Quality of life index puts Maryland 12th, behind Virginia and Delaware

By Meg Tully


Chesapeake Bay satellite image. Photo by University of Maryland Center for Environmental Science

Photo by University of Maryland Center for Environmental Science

Maryland ranks 12th for overall quality of life out of the 50 states, according to a report released this week.

The study, published by the nonprofit, nonpartisan collaborative encyclopedia Ballotpedia, examined 19 different indices to determine quality of life from 1992 to 2012.

Neighboring states Virginia and Delaware both made the Top 10 rankings for overall quality of life, with Virginia at 7 and Delaware at 10. The state with the highest aggregate ranking was New Hampshire, and the worst performing state was Mississippi.

Virginia’s business record puts it above Maryland
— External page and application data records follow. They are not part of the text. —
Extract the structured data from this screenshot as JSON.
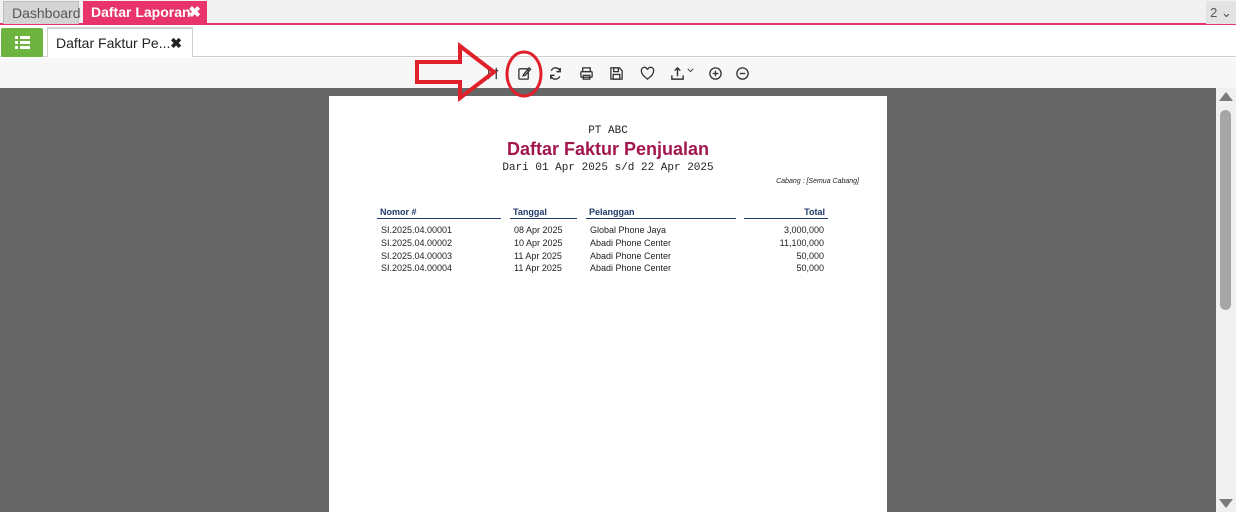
{
  "tabs": {
    "dashboard": "Dashboard",
    "active": "Daftar Laporan",
    "close": "✖",
    "counter": "2 ⌄"
  },
  "subtab": {
    "label": "Daftar Faktur Pe...",
    "close": "✖"
  },
  "report": {
    "company": "PT ABC",
    "title": "Daftar Faktur Penjualan",
    "period": "Dari 01 Apr 2025 s/d 22 Apr 2025",
    "branch": "Cabang : [Semua Cabang]",
    "headers": [
      "Nomor #",
      "Tanggal",
      "Pelanggan",
      "Total"
    ],
    "rows": [
      [
        "SI.2025.04.00001",
        "08 Apr 2025",
        "Global Phone Jaya",
        "3,000,000"
      ],
      [
        "SI.2025.04.00002",
        "10 Apr 2025",
        "Abadi Phone Center",
        "11,100,000"
      ],
      [
        "SI.2025.04.00003",
        "11 Apr 2025",
        "Abadi Phone Center",
        "50,000"
      ],
      [
        "SI.2025.04.00004",
        "11 Apr 2025",
        "Abadi Phone Center",
        "50,000"
      ]
    ]
  },
  "colors": {
    "accent": "#e8336b",
    "menu": "#6db33f",
    "title": "#a3164d",
    "header": "#1f3a68",
    "annotation": "#e0202a"
  }
}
Geoff Pallay, lead author of the study, said that Virginia and Maryland were similar in most data sets but Virginia outranked Maryland in best business surveys put out each year by publications like Forbes and CNBC.

“In all four of those different rankings, Maryland was out of the top 10 every year and actually for three of them it was in the 30s or the 40s,” Pallay said.

The only exception, he noted, was Maryland ranked 9th in the 2010 24/7 Wall Street Best/Worst Governed States.

In contrast, Virginia ranked in the first three spots for Forbes and CNBC’s rankings every year since 2006.

Maryland’s ranking increased during study period

Maryland was among five states that saw increases in rankings of more than 40% from the first half of the study to the second half. Maryland increased from 19.8 to 11.18.

Some of the data examined included: the poverty rate, best states for business as ranked by Forbes, real GDP per capita, unemployment rate, voter turnout and high school graduation rate.

Pallay said that there are regional externalities that contribute to quality of life, such as a regional economy or even better weather.

“By including so many indices, we’re hoping to cancel out the regional bias factor,” he said.

The report also aimed to get a big picture look by incorporating so much data and well-respected rankings, he said.

Maryland scored especially well in the state credit ranking category because the state maintained the highest possible credit rating for each of the 12 years an S&P credit rating was available. It tied with Delaware, Georgia, Missouri, North Carolina, Utah and North Carolina for top slot in the credit rating category.

Third part of study will overlay quality of life with state political trends

The quality of life ranking is the second part in a three-part series published on Ballotpedia that will examine how partisan politics contribute to quality of life.

The third part, expected to be published in July, will overlay quality of life with partisan trends in the states.

“We’re interested to see what kind of correlations we can find between what partisanship and different trends lead to better outcomes for various states,” Pallay said.

Ballotpedia is published by the Lucy Burns Institute, a non-profit organization whose mission includes connecting people to politics and promoting free and open information.